By Julie Dwyer
As part of The United Methodist Church’s Baptismal Covenant, new members promise to faithfully participate in a local congregation through their prayers, presence, gifts, service and witness. But how can they go beyond the words they profess to actually living into these vows? In a special five-part series, we look at each aspect of this membership vow and how United Methodists can answer the call to serve Christ through the local church.
The Rev. Roy Hilburn knows the importance of being present in the local church and the community. When he became senior pastor at Coharie United Methodist Church in Clinton, North Carolina, there were eight members, the youngest of whom was 55.
Now, almost a decade later, membership at the primarily Native American church has more than quadrupled. It’s often standing-room only on special occasions.
Early on, Hilburn encouraged his congregation to actively seek the lost in their midst. Doing so energized members and attracted new ones, including young families. Those fresh faces added fuel to the fire and the church extended its reach.
“We’re always looking to help those who are hurting,” he said. “That really helps us focus in on community. That makes us look around and see who is in need around us.”
When United Methodists stand in the company of those in need, they are living into their membership vows, specifically the promise to participate in a local congregation through their presence. The pledge also includes prayers, gifts, service and witness.
“We usually think of presence as showing up on Sunday morning,” said the Rev. Mark W. Stamm, author of “Our Membership Vows,” a Discipleship Ministries resource. “I’m all for showing up on Sunday morning, (but) being present with and for God also may mean being present with and for God in other places, with those who are ill or who need advocacy or who simply are lonely and need someone to stand with them.”
He said that often means being present with those who are absent from church, and that’s not just the pastor’s duty. “That’s really the whole church’s work — to be sister and brother with all those with whom we’ve been united by baptism. If they can’t get to us, it’s our job to go to them, and not just electronically. What we can do by internet, email and phone is wonderful, but there’s no substitute for showing up. So much of discipleship is showing up,” Stamm said.
Hilburn shared the story of a family his congregation helped recently. A young mother was carrying her paraplegic son, who was 8 or 9 years old, up and down the dilapidated stairs of their mobile home every time she left the house. She then had to go back and retrieve his wheelchair.
She often did this three or four times a day.
“It was really breaking her down,” Hilburn said. “Those steps were not safe to walk on for a normal person, much less a mom toting a son.”
The congregation quickly took action.
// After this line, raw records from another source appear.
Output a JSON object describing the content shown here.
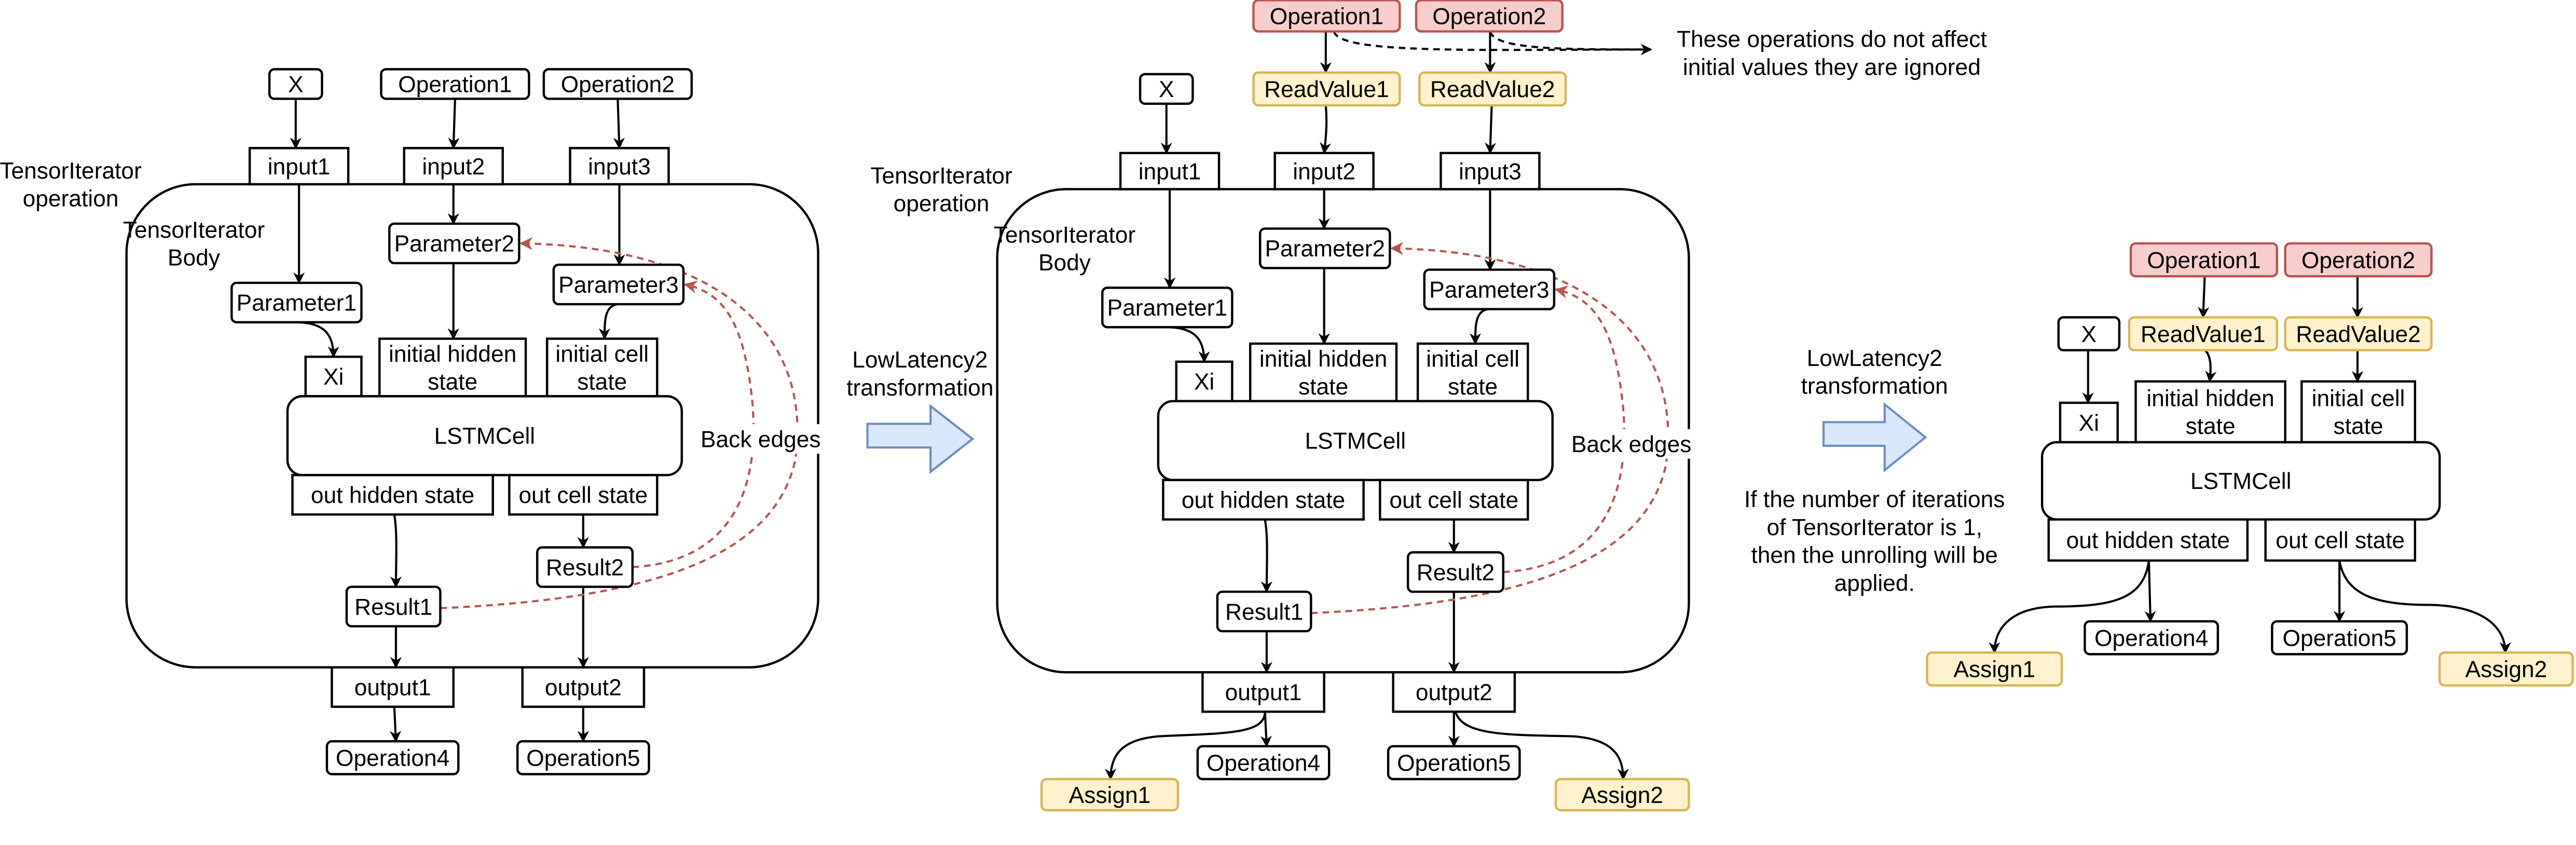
{
  "left": {
    "op_label": [
      "TensorIterator",
      "operation"
    ],
    "body_label": [
      "TensorIterator",
      "Body"
    ],
    "back_edges": "Back edges",
    "nodes": {
      "x": "X",
      "op1": "Operation1",
      "op2": "Operation2",
      "input1": "input1",
      "input2": "input2",
      "input3": "input3",
      "param1": "Parameter1",
      "param2": "Parameter2",
      "param3": "Parameter3",
      "xi": "Xi",
      "init_hidden": [
        "initial hidden",
        "state"
      ],
      "init_cell": [
        "initial cell",
        "state"
      ],
      "lstm": "LSTMCell",
      "out_hidden": "out hidden state",
      "out_cell": "out cell state",
      "result1": "Result1",
      "result2": "Result2",
      "output1": "output1",
      "output2": "output2",
      "op4": "Operation4",
      "op5": "Operation5"
    }
  },
  "middle": {
    "op_label": [
      "TensorIterator",
      "operation"
    ],
    "body_label": [
      "TensorIterator",
      "Body"
    ],
    "back_edges": "Back edges",
    "note": [
      "These operations do not affect",
      "initial values they are ignored"
    ],
    "nodes": {
      "x": "X",
      "op1": "Operation1",
      "op2": "Operation2",
      "readvalue1": "ReadValue1",
      "readvalue2": "ReadValue2",
      "input1": "input1",
      "input2": "input2",
      "input3": "input3",
      "param1": "Parameter1",
      "param2": "Parameter2",
      "param3": "Parameter3",
      "xi": "Xi",
      "init_hidden": [
        "initial hidden",
        "state"
      ],
      "init_cell": [
        "initial cell",
        "state"
      ],
      "lstm": "LSTMCell",
      "out_hidden": "out hidden state",
      "out_cell": "out cell state",
      "result1": "Result1",
      "result2": "Result2",
      "output1": "output1",
      "output2": "output2",
      "op4": "Operation4",
      "op5": "Operation5",
      "assign1": "Assign1",
      "assign2": "Assign2"
    }
  },
  "transforms": [
    {
      "label": [
        "LowLatency2",
        "transformation"
      ],
      "icon": "right-arrow-icon"
    },
    {
      "label": [
        "LowLatency2",
        "transformation"
      ],
      "icon": "right-arrow-icon",
      "note": [
        "If the number of iterations",
        "of TensorIterator is 1,",
        "then the unrolling will be",
        "applied."
      ]
    }
  ],
  "right": {
    "nodes": {
      "op1": "Operation1",
      "op2": "Operation2",
      "x": "X",
      "readvalue1": "ReadValue1",
      "readvalue2": "ReadValue2",
      "xi": "Xi",
      "init_hidden": [
        "initial hidden",
        "state"
      ],
      "init_cell": [
        "initial cell",
        "state"
      ],
      "lstm": "LSTMCell",
      "out_hidden": "out hidden state",
      "out_cell": "out cell state",
      "op4": "Operation4",
      "op5": "Operation5",
      "assign1": "Assign1",
      "assign2": "Assign2"
    }
  },
  "colors": {
    "ignored_op_fill": "#f8cecc",
    "ignored_op_stroke": "#b85450",
    "state_fill": "#fff2cc",
    "state_stroke": "#d6b656",
    "arrow_fill": "#dae8fc",
    "arrow_stroke": "#6c8ebf",
    "back_edge": "#b85450"
  }
}
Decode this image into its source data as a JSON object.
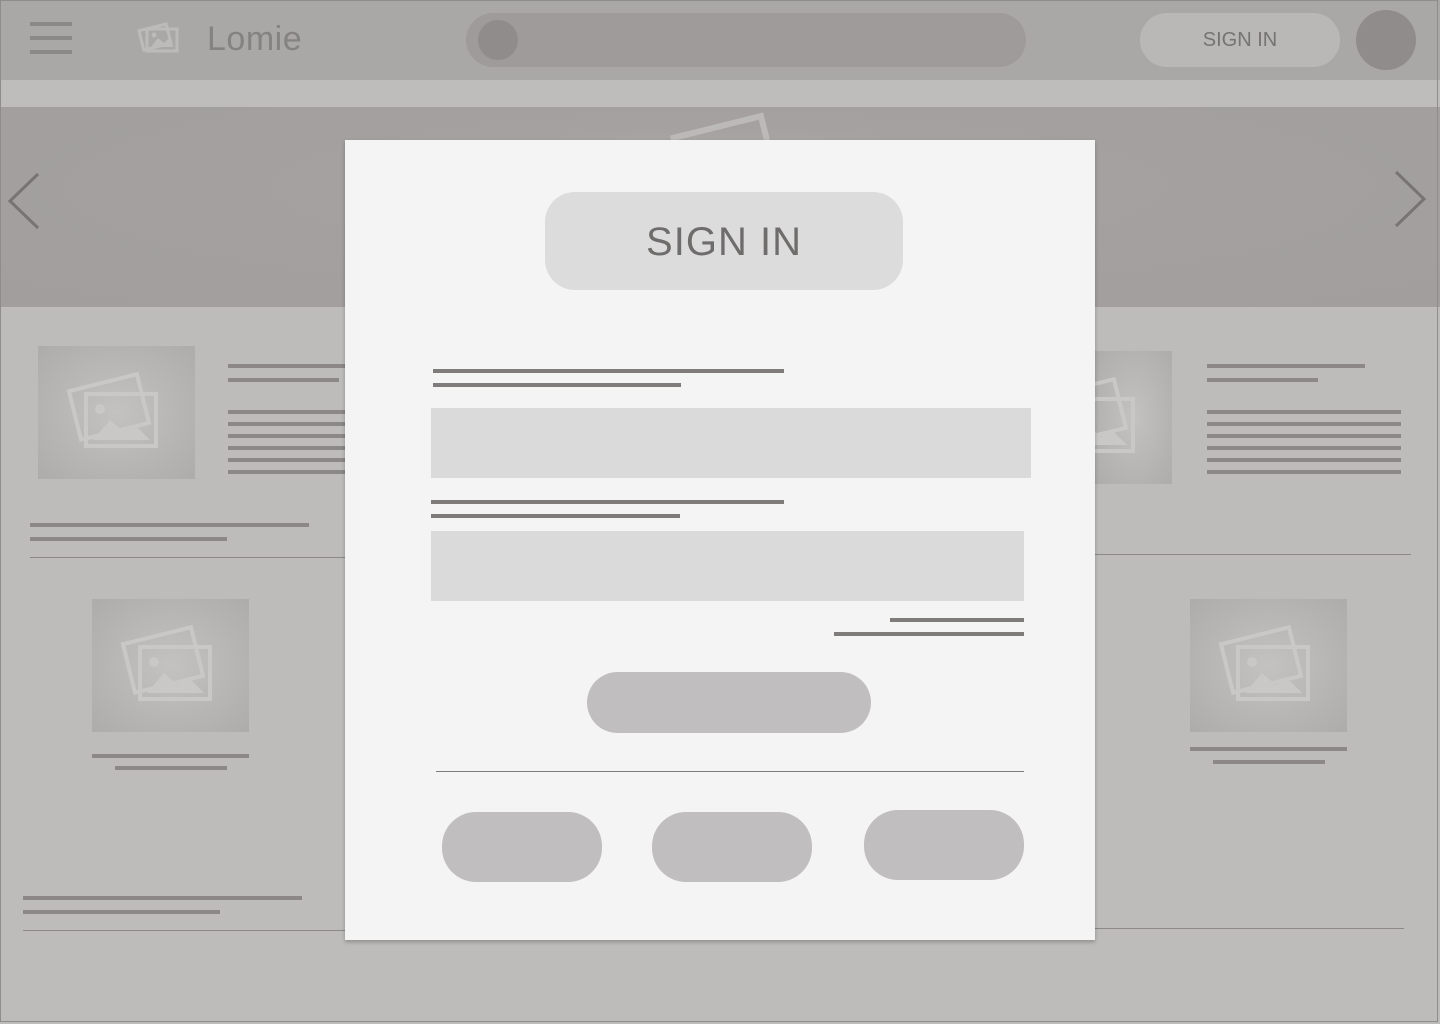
{
  "app": {
    "brand_name": "Lomie",
    "header_signin_label": "SIGN IN"
  },
  "search": {
    "placeholder": ""
  },
  "modal": {
    "title": "SIGN IN",
    "primary_button_label": "",
    "social_buttons": [
      "",
      "",
      ""
    ]
  },
  "icons": {
    "menu": "hamburger-icon",
    "brand": "photo-icon",
    "carousel_prev": "chevron-left-icon",
    "carousel_next": "chevron-right-icon",
    "thumbnail": "image-placeholder-icon"
  },
  "colors": {
    "overlay_background": "#bdbcbb",
    "modal_background": "#f4f4f4",
    "input_fill": "#dadada",
    "button_fill": "#c0bebe",
    "text_gray": "#6f6c6c"
  }
}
They teamed with another United Methodist church in the area and the Lowe’s Heroes program to build the family a wheelchair ramp.
“The mother was very grateful for what we had done. It has definitely changed their lives for the better. … (The young boy’s) smiles said it all,” Hilburn said.
Elsa Aurora Escrivao Zunguze, a member of Malhangalene United Methodist Church in Maputo, Mozambique, said she feels privileged that United Methodists are given room to act. She helps with a ministry called Solidarity Soup that feeds the hungry each week.
“As we serve (soup) to the needy, I feel that the church becomes more involved with the reality that surrounds it; on the other hand, the community begins to understand one of the reasons why the church is there,” she said.
Dr. Neil Peralta, chairperson for the worship and scholarship committees at First United Methodist Church in Baguio City, Philippines, said he prefers a holistic meaning of the word “presence,” one that “encompasses each person’s physical involvement and spiritual formation.”
His church is active on both fronts through campus ministries, support for families who have children fighting cancer, and spiritual outreach with inmates, indigenous women and children, the homeless and others. The church also hosts various fellowship groups within the church.
“New members are encouraged to be part of a covenant discipleship group where they grow in their relationship with God and with fellow members and the church as a whole. … Our young couples minister to one another as they face challenges in their life as new couples strengthening their marriages and building families,” Peralta said.
The Rev. Taylor Burton-Edwards, former director of worship resources for Discipleship Ministries, said the pledge to be present also pushes members to ask the question, “Who isn’t here? Who aren’t we including that we need to be including?” he said. “If the church includes people of all ages, nations and races, and our church looks like it’s just one group, what’s going on?”
That was an important aspect for Hilburn as he looked to grow membership. He told his small congregation to imagine the church being in the middle of a circle with a five-mile radius.
“Within that circle, you’re going to find white people, black people, Native American people, Hispanic people and a mix of all of the above. If those faces are not represented in this church, regardless of the size, we are a dying congregation. We need to have all of those folks sitting in this sanctuary worshipping the Lord with us,” he said.
Burton-Edwards said that message goes beyond what the congregation looks like on Sunday morning to include your individual social network. That doesn’t mean what your Facebook page looks like, he said, but rather the people in your presence on a regular basis.
“If you’re actually going to be fully participating in the ministries of the church, that means your social network better look like that, too. And if it doesn’t, take some steps to fix that.”
This feature was first published on December 19, 2017.
Julie Dwyer is a writer and editor for United Methodist Communications. Reach her at email@example.com.